(Data entries)

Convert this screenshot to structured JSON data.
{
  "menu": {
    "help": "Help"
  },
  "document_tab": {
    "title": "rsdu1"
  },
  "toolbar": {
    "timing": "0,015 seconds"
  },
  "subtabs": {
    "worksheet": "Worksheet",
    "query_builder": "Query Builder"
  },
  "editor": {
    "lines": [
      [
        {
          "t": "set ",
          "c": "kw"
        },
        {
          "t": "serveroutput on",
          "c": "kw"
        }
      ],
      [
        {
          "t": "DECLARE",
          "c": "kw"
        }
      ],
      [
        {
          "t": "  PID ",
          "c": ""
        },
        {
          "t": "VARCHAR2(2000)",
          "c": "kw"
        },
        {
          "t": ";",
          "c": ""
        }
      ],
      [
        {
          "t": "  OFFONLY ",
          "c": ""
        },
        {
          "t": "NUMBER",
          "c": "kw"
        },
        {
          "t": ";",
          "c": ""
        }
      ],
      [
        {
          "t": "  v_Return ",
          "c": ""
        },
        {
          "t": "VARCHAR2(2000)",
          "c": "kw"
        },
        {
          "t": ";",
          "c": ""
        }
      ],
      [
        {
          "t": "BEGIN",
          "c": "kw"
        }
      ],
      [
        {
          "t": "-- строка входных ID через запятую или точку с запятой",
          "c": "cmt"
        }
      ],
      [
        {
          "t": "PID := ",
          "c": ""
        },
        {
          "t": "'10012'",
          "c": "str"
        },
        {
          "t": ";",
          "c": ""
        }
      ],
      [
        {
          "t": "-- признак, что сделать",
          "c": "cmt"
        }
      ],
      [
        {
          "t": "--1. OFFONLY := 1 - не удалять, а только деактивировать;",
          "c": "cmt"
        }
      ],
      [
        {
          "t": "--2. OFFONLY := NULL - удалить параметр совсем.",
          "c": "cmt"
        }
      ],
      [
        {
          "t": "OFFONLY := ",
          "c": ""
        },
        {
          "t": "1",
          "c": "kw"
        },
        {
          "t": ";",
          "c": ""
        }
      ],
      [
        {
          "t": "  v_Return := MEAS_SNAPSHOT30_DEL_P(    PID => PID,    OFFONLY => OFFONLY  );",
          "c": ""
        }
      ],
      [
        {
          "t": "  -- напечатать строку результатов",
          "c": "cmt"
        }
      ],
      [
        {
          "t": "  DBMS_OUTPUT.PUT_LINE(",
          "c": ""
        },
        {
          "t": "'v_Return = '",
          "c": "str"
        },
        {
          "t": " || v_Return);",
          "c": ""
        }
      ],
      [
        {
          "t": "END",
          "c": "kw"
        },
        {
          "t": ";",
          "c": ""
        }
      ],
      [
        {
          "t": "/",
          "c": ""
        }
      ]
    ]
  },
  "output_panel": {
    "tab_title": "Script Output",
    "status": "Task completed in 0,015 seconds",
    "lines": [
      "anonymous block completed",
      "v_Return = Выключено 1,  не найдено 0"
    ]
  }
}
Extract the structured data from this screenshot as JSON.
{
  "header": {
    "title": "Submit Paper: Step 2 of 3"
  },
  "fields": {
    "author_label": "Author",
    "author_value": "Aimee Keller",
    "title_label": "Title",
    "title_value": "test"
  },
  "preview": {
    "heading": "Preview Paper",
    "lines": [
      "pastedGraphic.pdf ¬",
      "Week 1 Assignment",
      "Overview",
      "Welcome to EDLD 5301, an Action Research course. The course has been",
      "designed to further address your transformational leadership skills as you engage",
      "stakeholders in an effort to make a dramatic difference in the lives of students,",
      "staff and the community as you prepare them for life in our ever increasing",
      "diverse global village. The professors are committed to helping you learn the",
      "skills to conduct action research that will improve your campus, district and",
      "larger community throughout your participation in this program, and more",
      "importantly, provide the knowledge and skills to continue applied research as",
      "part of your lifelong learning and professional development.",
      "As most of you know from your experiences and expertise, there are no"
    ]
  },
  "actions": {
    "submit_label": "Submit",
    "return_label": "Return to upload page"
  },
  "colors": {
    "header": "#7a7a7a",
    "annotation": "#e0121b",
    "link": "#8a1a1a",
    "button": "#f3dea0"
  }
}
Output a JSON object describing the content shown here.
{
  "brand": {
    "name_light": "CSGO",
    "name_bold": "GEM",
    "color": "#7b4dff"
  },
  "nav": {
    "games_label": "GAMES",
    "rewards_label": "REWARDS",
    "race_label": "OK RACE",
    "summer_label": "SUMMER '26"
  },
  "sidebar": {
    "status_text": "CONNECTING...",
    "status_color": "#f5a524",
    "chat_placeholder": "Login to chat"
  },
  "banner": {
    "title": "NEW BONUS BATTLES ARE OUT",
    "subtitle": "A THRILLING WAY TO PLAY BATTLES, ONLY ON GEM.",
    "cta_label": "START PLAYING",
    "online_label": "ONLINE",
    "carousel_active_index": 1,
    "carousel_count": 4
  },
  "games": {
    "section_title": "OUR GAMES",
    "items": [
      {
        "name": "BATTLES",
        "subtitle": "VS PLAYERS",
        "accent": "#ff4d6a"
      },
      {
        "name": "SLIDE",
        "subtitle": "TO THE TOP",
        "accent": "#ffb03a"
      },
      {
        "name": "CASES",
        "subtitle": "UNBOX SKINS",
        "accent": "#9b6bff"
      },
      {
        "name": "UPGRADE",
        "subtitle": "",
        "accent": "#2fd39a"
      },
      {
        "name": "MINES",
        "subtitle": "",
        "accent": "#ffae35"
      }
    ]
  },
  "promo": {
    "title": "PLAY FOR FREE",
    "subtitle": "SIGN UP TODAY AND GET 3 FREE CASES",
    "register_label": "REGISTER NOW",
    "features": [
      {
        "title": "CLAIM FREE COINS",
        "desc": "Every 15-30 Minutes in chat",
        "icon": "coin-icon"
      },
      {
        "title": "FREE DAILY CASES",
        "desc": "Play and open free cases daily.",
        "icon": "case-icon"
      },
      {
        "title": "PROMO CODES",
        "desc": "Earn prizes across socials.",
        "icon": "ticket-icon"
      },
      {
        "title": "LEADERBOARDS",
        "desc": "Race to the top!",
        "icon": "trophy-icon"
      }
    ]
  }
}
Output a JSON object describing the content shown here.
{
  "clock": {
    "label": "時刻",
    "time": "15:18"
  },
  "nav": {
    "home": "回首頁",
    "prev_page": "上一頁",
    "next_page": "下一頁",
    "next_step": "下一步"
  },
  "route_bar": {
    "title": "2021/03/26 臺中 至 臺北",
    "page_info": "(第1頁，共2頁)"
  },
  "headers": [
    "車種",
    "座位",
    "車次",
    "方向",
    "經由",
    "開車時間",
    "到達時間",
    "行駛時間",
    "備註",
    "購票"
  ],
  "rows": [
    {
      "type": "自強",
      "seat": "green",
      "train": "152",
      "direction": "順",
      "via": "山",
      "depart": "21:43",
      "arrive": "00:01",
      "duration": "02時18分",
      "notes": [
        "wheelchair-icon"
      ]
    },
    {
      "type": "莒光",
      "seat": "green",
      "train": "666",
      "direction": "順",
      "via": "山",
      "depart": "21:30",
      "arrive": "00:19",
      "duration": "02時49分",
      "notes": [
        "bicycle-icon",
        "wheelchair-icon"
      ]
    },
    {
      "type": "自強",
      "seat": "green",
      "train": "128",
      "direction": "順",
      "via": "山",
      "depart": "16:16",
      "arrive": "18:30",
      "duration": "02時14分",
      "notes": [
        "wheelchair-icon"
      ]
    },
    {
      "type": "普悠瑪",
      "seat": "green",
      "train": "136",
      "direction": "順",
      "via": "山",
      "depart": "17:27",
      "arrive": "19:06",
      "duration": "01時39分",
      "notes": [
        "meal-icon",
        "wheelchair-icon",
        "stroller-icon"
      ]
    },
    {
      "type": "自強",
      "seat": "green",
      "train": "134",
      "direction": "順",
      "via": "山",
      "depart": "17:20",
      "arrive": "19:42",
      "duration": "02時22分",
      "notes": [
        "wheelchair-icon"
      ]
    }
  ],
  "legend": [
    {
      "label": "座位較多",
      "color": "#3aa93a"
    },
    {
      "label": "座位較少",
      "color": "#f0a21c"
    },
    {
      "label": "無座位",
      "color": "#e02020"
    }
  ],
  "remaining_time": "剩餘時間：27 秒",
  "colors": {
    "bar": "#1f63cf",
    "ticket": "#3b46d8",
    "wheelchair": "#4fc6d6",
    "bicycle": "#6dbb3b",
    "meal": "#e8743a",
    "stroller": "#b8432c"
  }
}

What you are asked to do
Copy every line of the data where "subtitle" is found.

Problem solution
    "subtitle": "A THRILLING WAY TO PLAY BATTLES, ONLY ON GEM.",
        "subtitle": "VS PLAYERS",
        "subtitle": "TO THE TOP",
        "subtitle": "UNBOX SKINS",
        "subtitle": "",
        "subtitle": "",
    "subtitle": "SIGN UP TODAY AND GET 3 FREE CASES",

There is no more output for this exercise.